80 years, 1,500 deaths: Suicide deterrent nets going up at Golden Gate Bridge

80 years, 1,500 deaths: Suicide deterrent nets going up at Golden Gate Bridge
Work crews are set to begin attachment of a stainless steel net to the Golden Gate Bridge in order to deter further suicide attempts from San Francisco's internationally-renowned landmark.

Bay Area officials, including US House Minority Leader Nancy Pelosi, and families of people who have jumped to their death were on hand Thursday to mark the beginning of work on the so-called "deterrent nets."

The barriers will protrude 20 feet from both sides of the 8,981-foot bridge, at about 20 feet below the Golden Gate's sidewalk.

Construction will take about four years at a cost of $211 million, according to reports. The funding comes from state and federal sources.

"People would say to us, 'Isn’t that a lot of money for a barrier? For a net?' And I would say, 'No it’s not a lot of money for a life. For all of these lives'," said Pelosi.

"Together we are acting on a deep moral imperative to save lives wherever we can," she added.

More than 1,500 people are believed to have died by falling or jumping off the 80-year-old bridge since it was built. There were 133 attempted suicides in the first half of 2016 alone, the San Francisco Chronicle reported, with 112 of those people stopped by Bridge Patrol agents. Overall, 39 people committed suicide at the Golden Gate Bridge in 2016.

Young people under the age of 25 have increasingly flocked to the bridge to attempt suicide, according to the Golden Gate's Bridge Patrol Department.

Past studies have indicated that those who unsuccessfully attempt suicide are highly unlikely to kill themselves at a later date, KPIX reported.

"Today marks the beginning of the end of suicides on the Golden Gate Bridge," said Kymberlyrenee Gamboa, whose 18-year-old son jumped off the bridge to his death in 2013.

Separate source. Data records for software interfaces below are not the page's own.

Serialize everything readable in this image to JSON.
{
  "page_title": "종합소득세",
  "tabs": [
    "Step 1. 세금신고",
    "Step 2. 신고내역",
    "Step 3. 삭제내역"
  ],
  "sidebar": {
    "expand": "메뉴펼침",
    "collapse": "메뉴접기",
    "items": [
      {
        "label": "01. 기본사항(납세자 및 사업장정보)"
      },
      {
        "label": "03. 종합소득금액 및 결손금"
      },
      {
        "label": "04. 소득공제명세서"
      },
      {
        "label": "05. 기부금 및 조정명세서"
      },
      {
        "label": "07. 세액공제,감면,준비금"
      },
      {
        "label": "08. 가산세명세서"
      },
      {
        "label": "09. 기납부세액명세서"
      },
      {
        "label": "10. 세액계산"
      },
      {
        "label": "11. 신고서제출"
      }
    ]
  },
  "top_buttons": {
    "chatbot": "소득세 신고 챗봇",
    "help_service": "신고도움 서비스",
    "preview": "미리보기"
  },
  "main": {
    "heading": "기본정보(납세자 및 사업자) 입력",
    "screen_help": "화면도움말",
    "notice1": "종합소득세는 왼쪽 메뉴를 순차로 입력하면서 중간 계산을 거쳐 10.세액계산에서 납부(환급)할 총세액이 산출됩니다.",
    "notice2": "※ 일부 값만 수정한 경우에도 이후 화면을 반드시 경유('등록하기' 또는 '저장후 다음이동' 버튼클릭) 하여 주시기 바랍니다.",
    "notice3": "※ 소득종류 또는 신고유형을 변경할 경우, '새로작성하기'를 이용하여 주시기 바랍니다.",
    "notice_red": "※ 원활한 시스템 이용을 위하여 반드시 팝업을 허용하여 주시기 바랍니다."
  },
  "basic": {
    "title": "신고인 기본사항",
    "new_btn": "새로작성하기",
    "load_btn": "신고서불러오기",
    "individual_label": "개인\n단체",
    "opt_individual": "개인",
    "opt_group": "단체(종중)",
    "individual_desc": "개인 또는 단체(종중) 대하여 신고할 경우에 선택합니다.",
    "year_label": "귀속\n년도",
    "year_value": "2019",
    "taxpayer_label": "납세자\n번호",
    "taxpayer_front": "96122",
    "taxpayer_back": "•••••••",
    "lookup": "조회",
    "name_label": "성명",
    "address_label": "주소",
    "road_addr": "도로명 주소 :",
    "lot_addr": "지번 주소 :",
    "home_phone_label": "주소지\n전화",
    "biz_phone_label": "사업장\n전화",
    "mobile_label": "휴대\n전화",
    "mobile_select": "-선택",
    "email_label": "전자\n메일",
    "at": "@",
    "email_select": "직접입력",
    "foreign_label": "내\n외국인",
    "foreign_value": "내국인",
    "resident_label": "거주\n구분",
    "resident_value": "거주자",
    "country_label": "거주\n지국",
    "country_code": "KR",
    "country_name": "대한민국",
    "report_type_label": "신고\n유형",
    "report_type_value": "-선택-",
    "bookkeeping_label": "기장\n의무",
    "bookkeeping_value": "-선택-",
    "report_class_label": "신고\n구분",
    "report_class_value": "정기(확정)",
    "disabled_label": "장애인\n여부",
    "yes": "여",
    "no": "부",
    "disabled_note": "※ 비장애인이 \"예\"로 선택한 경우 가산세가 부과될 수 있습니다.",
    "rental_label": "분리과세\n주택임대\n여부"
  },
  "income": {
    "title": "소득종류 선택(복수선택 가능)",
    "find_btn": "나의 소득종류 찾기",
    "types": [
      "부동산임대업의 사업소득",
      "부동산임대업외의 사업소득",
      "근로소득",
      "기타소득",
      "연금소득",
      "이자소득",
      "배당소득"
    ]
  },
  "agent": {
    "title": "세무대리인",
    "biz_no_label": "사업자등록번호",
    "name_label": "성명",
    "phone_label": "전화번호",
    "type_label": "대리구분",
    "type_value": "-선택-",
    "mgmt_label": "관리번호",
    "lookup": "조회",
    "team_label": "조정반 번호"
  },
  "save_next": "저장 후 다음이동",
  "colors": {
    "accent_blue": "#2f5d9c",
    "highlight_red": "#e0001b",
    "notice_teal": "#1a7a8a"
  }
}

Suicide at the Golden Gate Bridge has long been a subject of fascination in popular culture. Rock songs and a documentary have explored the phenomenon. There is about a 98-percent fatality rate for those who take the four-second, 245-foot fall into the San Francisco Bay, according to past reports by the Chronicle.